# WHAT THE TASK ASKS:
Every entry below should be repeated exactly; the pictures should not.

[Excerpts from an interface dataset]
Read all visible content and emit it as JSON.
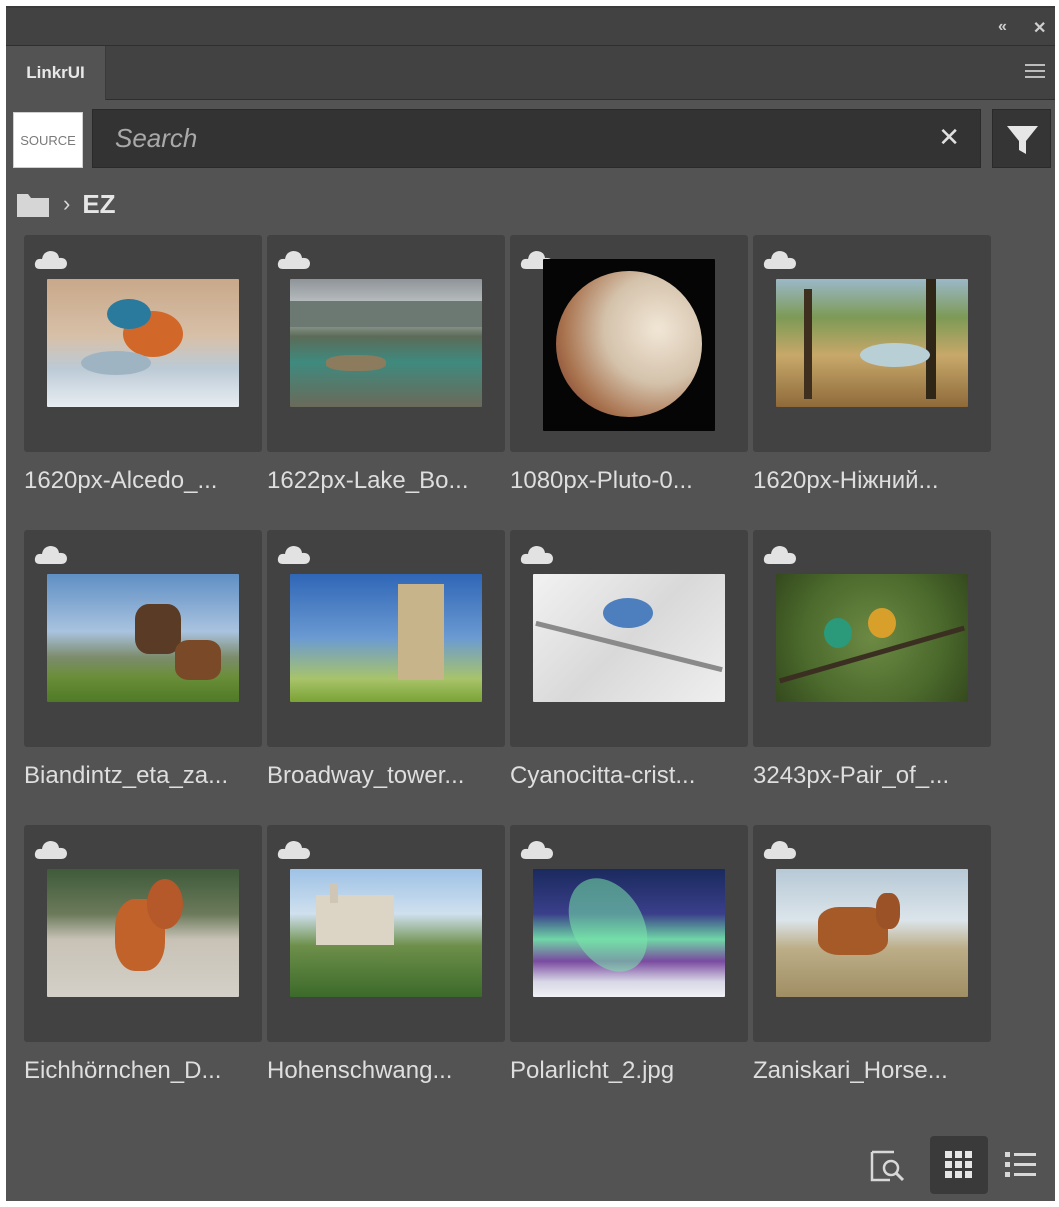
{
  "tab": {
    "label": "LinkrUI"
  },
  "source_button": {
    "label": "SOURCE"
  },
  "search": {
    "placeholder": "Search",
    "value": ""
  },
  "breadcrumb": {
    "current": "EZ"
  },
  "items": [
    {
      "label": "1620px-Alcedo_...",
      "icon": "cloud-icon"
    },
    {
      "label": "1622px-Lake_Bo...",
      "icon": "cloud-icon"
    },
    {
      "label": "1080px-Pluto-0...",
      "icon": "cloud-icon"
    },
    {
      "label": "1620px-Ніжний...",
      "icon": "cloud-icon"
    },
    {
      "label": "Biandintz_eta_za...",
      "icon": "cloud-icon"
    },
    {
      "label": "Broadway_tower...",
      "icon": "cloud-icon"
    },
    {
      "label": "Cyanocitta-crist...",
      "icon": "cloud-icon"
    },
    {
      "label": "3243px-Pair_of_...",
      "icon": "cloud-icon"
    },
    {
      "label": "Eichhörnchen_D...",
      "icon": "cloud-icon"
    },
    {
      "label": "Hohenschwang...",
      "icon": "cloud-icon"
    },
    {
      "label": "Polarlicht_2.jpg",
      "icon": "cloud-icon"
    },
    {
      "label": "Zaniskari_Horse...",
      "icon": "cloud-icon"
    }
  ],
  "view_mode": "grid",
  "colors": {
    "panel_bg": "#535353",
    "tile_bg": "#424242",
    "search_bg": "#333333",
    "text": "#dedede"
  }
}
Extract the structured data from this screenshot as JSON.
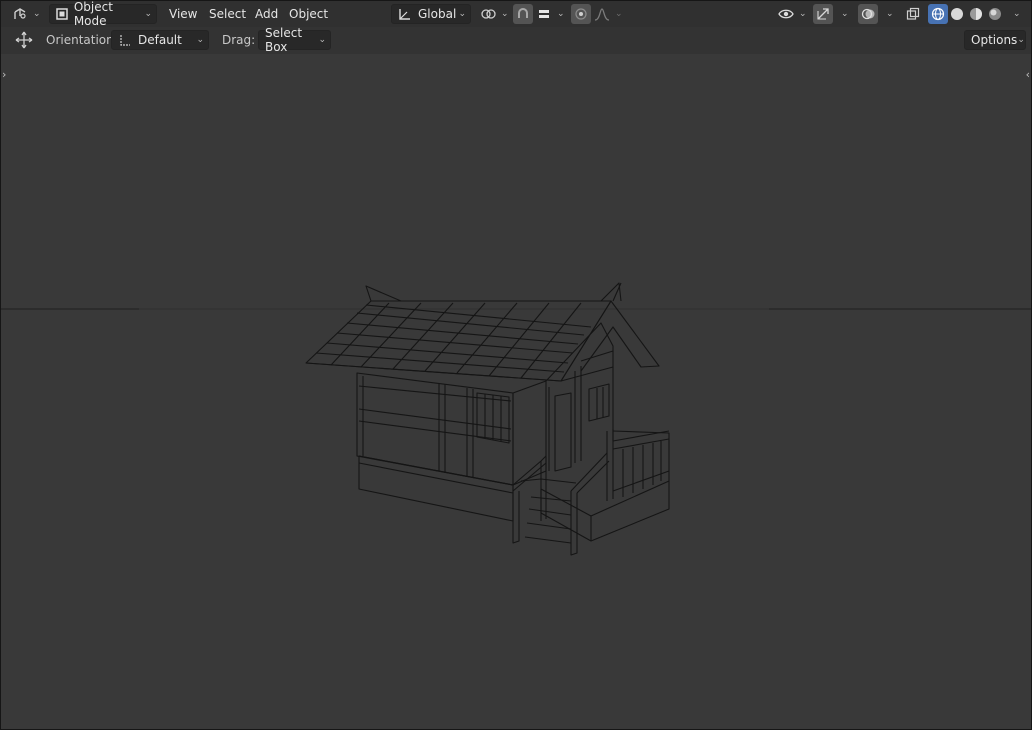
{
  "header": {
    "mode_label": "Object Mode",
    "menus": [
      "View",
      "Select",
      "Add",
      "Object"
    ],
    "orientation_global": "Global",
    "icons": {
      "editor_type": "editor-type-icon",
      "object_mode": "object-mode-icon",
      "transform_orientation": "transform-orientation-icon",
      "pivot": "pivot-point-icon",
      "snap": "snap-magnet-icon",
      "snap_increment": "snap-increment-icon",
      "proportional": "proportional-edit-icon",
      "falloff": "falloff-curve-icon",
      "visibility": "eye-icon",
      "gizmo": "gizmo-icon",
      "overlays": "overlays-icon",
      "xray": "xray-icon",
      "shading_wireframe": "wireframe-shading-icon",
      "shading_solid": "solid-shading-icon",
      "shading_material": "material-shading-icon",
      "shading_rendered": "rendered-shading-icon"
    }
  },
  "toolbar": {
    "orientation_label": "Orientation:",
    "orientation_value": "Default",
    "drag_label": "Drag:",
    "drag_value": "Select Box",
    "options_label": "Options"
  },
  "colors": {
    "viewport_bg": "#393939",
    "header_bg": "#303030",
    "active_shading": "#4772b3"
  }
}
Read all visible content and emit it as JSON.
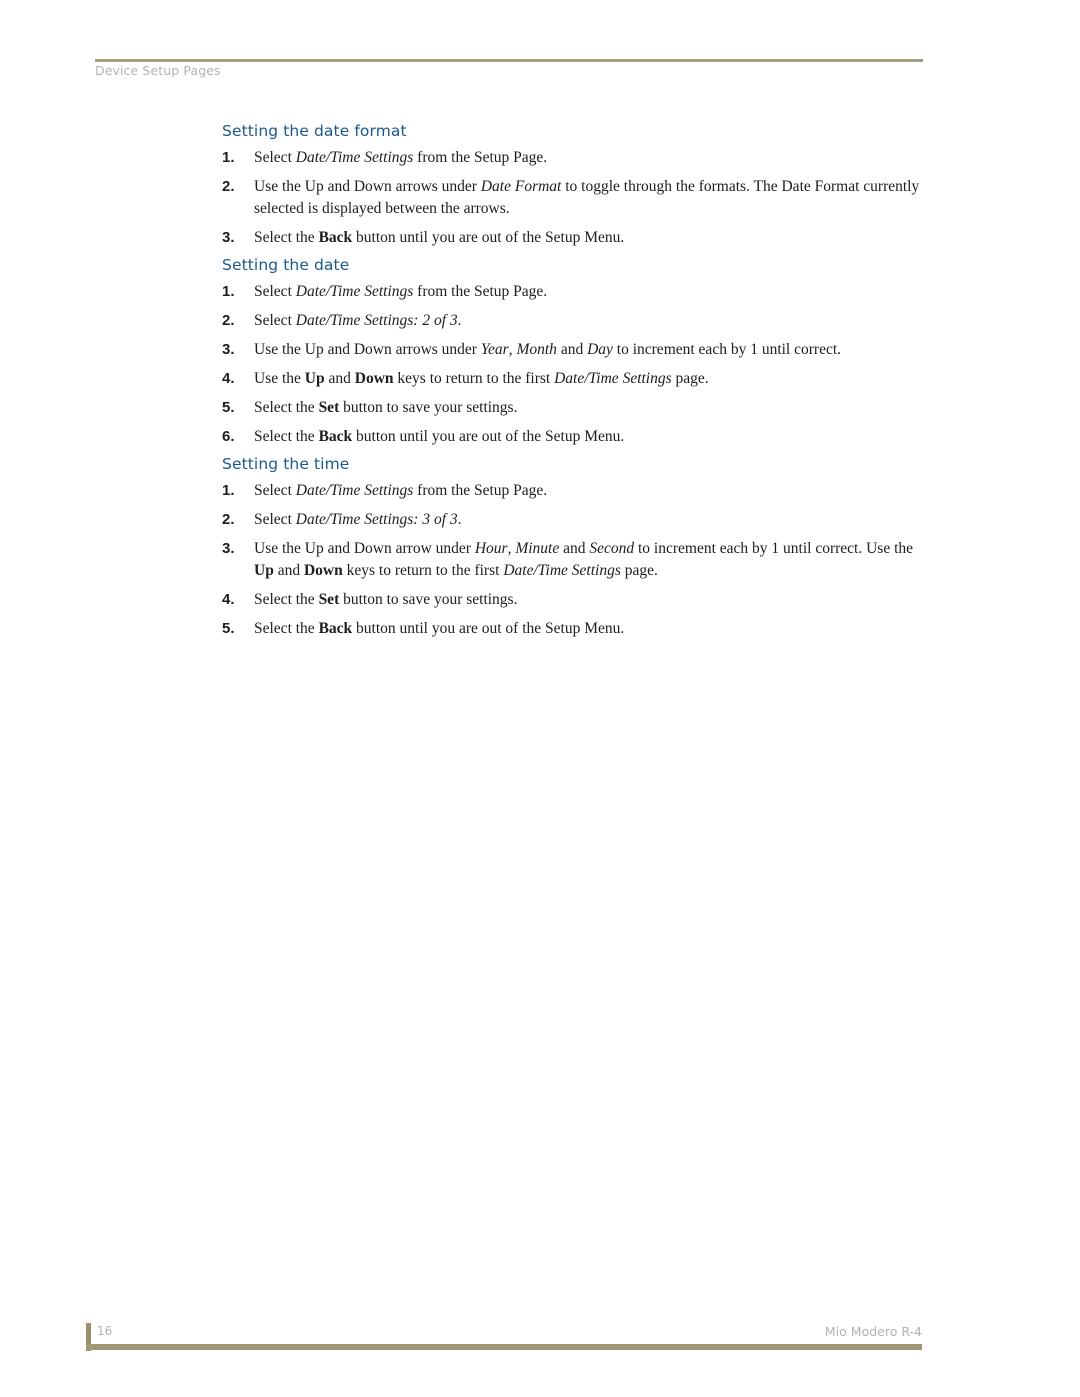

# ANSWER AREA:
Read all visible content and emit it as JSON.
{
  "tab": {
    "label": "LinkrUI"
  },
  "source_button": {
    "label": "SOURCE"
  },
  "search": {
    "placeholder": "Search",
    "value": ""
  },
  "breadcrumb": {
    "current": "EZ"
  },
  "items": [
    {
      "label": "1620px-Alcedo_...",
      "icon": "cloud-icon"
    },
    {
      "label": "1622px-Lake_Bo...",
      "icon": "cloud-icon"
    },
    {
      "label": "1080px-Pluto-0...",
      "icon": "cloud-icon"
    },
    {
      "label": "1620px-Ніжний...",
      "icon": "cloud-icon"
    },
    {
      "label": "Biandintz_eta_za...",
      "icon": "cloud-icon"
    },
    {
      "label": "Broadway_tower...",
      "icon": "cloud-icon"
    },
    {
      "label": "Cyanocitta-crist...",
      "icon": "cloud-icon"
    },
    {
      "label": "3243px-Pair_of_...",
      "icon": "cloud-icon"
    },
    {
      "label": "Eichhörnchen_D...",
      "icon": "cloud-icon"
    },
    {
      "label": "Hohenschwang...",
      "icon": "cloud-icon"
    },
    {
      "label": "Polarlicht_2.jpg",
      "icon": "cloud-icon"
    },
    {
      "label": "Zaniskari_Horse...",
      "icon": "cloud-icon"
    }
  ],
  "view_mode": "grid",
  "colors": {
    "panel_bg": "#535353",
    "tile_bg": "#424242",
    "search_bg": "#333333",
    "text": "#dedede"
  }
}
Extract the structured data from this screenshot as JSON.
{
  "header": {
    "mode_label": "Object Mode",
    "menus": [
      "View",
      "Select",
      "Add",
      "Object"
    ],
    "orientation_global": "Global",
    "icons": {
      "editor_type": "editor-type-icon",
      "object_mode": "object-mode-icon",
      "transform_orientation": "transform-orientation-icon",
      "pivot": "pivot-point-icon",
      "snap": "snap-magnet-icon",
      "snap_increment": "snap-increment-icon",
      "proportional": "proportional-edit-icon",
      "falloff": "falloff-curve-icon",
      "visibility": "eye-icon",
      "gizmo": "gizmo-icon",
      "overlays": "overlays-icon",
      "xray": "xray-icon",
      "shading_wireframe": "wireframe-shading-icon",
      "shading_solid": "solid-shading-icon",
      "shading_material": "material-shading-icon",
      "shading_rendered": "rendered-shading-icon"
    }
  },
  "toolbar": {
    "orientation_label": "Orientation:",
    "orientation_value": "Default",
    "drag_label": "Drag:",
    "drag_value": "Select Box",
    "options_label": "Options"
  },
  "colors": {
    "viewport_bg": "#393939",
    "header_bg": "#303030",
    "active_shading": "#4772b3"
  }
}
Read all visible content and emit it as JSON.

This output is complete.